**Given information:**
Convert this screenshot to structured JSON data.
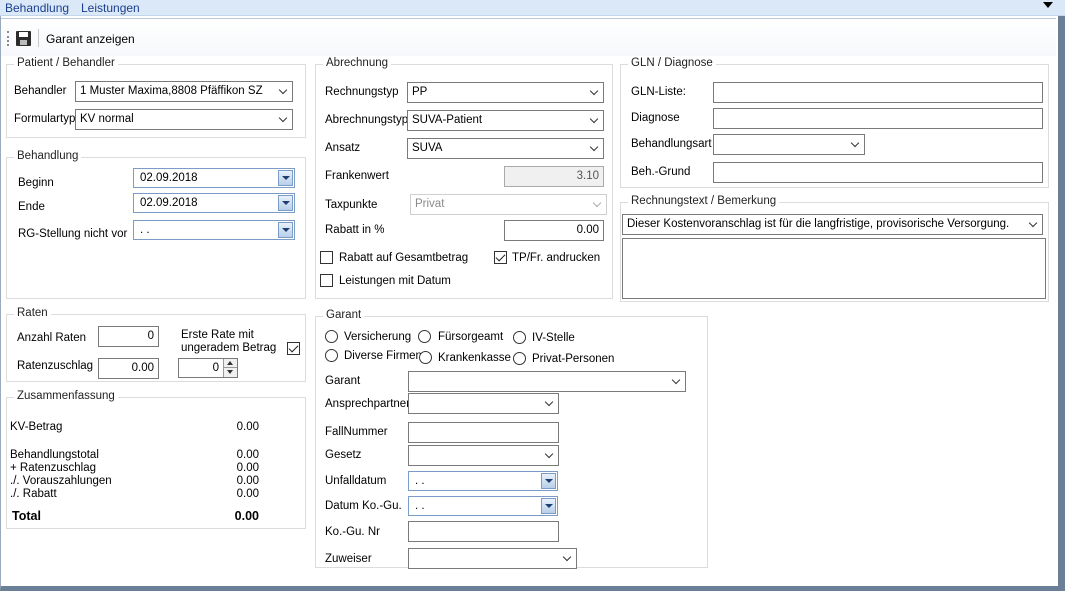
{
  "menu": {
    "behandlung": "Behandlung",
    "leistungen": "Leistungen"
  },
  "toolbar": {
    "garant_button": "Garant anzeigen"
  },
  "patient": {
    "legend": "Patient / Behandler",
    "behandler_label": "Behandler",
    "behandler_value": "1 Muster Maxima,8808 Pfäffikon SZ",
    "formulartyp_label": "Formulartyp",
    "formulartyp_value": "KV normal"
  },
  "behandlung": {
    "legend": "Behandlung",
    "beginn_label": "Beginn",
    "beginn_value": "02.09.2018",
    "ende_label": "Ende",
    "ende_value": "02.09.2018",
    "rg_label": "RG-Stellung nicht vor",
    "rg_value": " .  ."
  },
  "raten": {
    "legend": "Raten",
    "anzahl_label": "Anzahl Raten",
    "anzahl_value": "0",
    "erste_rate_label": "Erste Rate mit ungeradem Betrag",
    "erste_rate_checked": true,
    "zuschlag_label": "Ratenzuschlag",
    "zuschlag_value": "0.00",
    "spin_value": "0"
  },
  "zusammenfassung": {
    "legend": "Zusammenfassung",
    "kv_label": "KV-Betrag",
    "kv_value": "0.00",
    "behandlungstotal_label": "Behandlungstotal",
    "behandlungstotal_value": "0.00",
    "ratenzuschlag_label": "+ Ratenzuschlag",
    "ratenzuschlag_value": "0.00",
    "vorauszahlungen_label": "./. Vorauszahlungen",
    "vorauszahlungen_value": "0.00",
    "rabatt_label": "./. Rabatt",
    "rabatt_value": "0.00",
    "total_label": "Total",
    "total_value": "0.00"
  },
  "abrechnung": {
    "legend": "Abrechnung",
    "rechnungstyp_label": "Rechnungstyp",
    "rechnungstyp_value": "PP",
    "abrechnungstyp_label": "Abrechnungstyp",
    "abrechnungstyp_value": "SUVA-Patient",
    "ansatz_label": "Ansatz",
    "ansatz_value": "SUVA",
    "frankenwert_label": "Frankenwert",
    "frankenwert_value": "3.10",
    "taxpunkte_label": "Taxpunkte",
    "taxpunkte_value": "Privat",
    "rabatt_label": "Rabatt in %",
    "rabatt_value": "0.00",
    "rabatt_gesamt_label": "Rabatt auf Gesamtbetrag",
    "rabatt_gesamt_checked": false,
    "tp_label": "TP/Fr. andrucken",
    "tp_checked": true,
    "leistungen_datum_label": "Leistungen mit Datum",
    "leistungen_datum_checked": false
  },
  "gln": {
    "legend": "GLN / Diagnose",
    "liste_label": "GLN-Liste:",
    "liste_value": "",
    "diagnose_label": "Diagnose",
    "diagnose_value": "",
    "behandlungsart_label": "Behandlungsart",
    "behandlungsart_value": "",
    "grund_label": "Beh.-Grund",
    "grund_value": ""
  },
  "rechnungstext": {
    "legend": "Rechnungstext / Bemerkung",
    "text_value": "Dieser Kostenvoranschlag ist für die langfristige, provisorische Versorgung.",
    "bemerkung_value": ""
  },
  "garant": {
    "legend": "Garant",
    "radios": {
      "versicherung": "Versicherung",
      "fuersorgeamt": "Fürsorgeamt",
      "iv_stelle": "IV-Stelle",
      "diverse_firmen": "Diverse Firmen",
      "krankenkasse": "Krankenkasse",
      "privat_personen": "Privat-Personen"
    },
    "garant_label": "Garant",
    "garant_value": "",
    "ansprechpartner_label": "Ansprechpartner",
    "ansprechpartner_value": "",
    "fallnummer_label": "FallNummer",
    "fallnummer_value": "",
    "gesetz_label": "Gesetz",
    "gesetz_value": "",
    "unfalldatum_label": "Unfalldatum",
    "unfalldatum_value": " .  .",
    "datum_kogu_label": "Datum Ko.-Gu.",
    "datum_kogu_value": " .  .",
    "kogu_nr_label": "Ko.-Gu. Nr",
    "kogu_nr_value": "",
    "zuweiser_label": "Zuweiser",
    "zuweiser_value": ""
  }
}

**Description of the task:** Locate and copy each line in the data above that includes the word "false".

**Solved exercise:**
    "rabatt_gesamt_checked": false,
    "leistungen_datum_checked": false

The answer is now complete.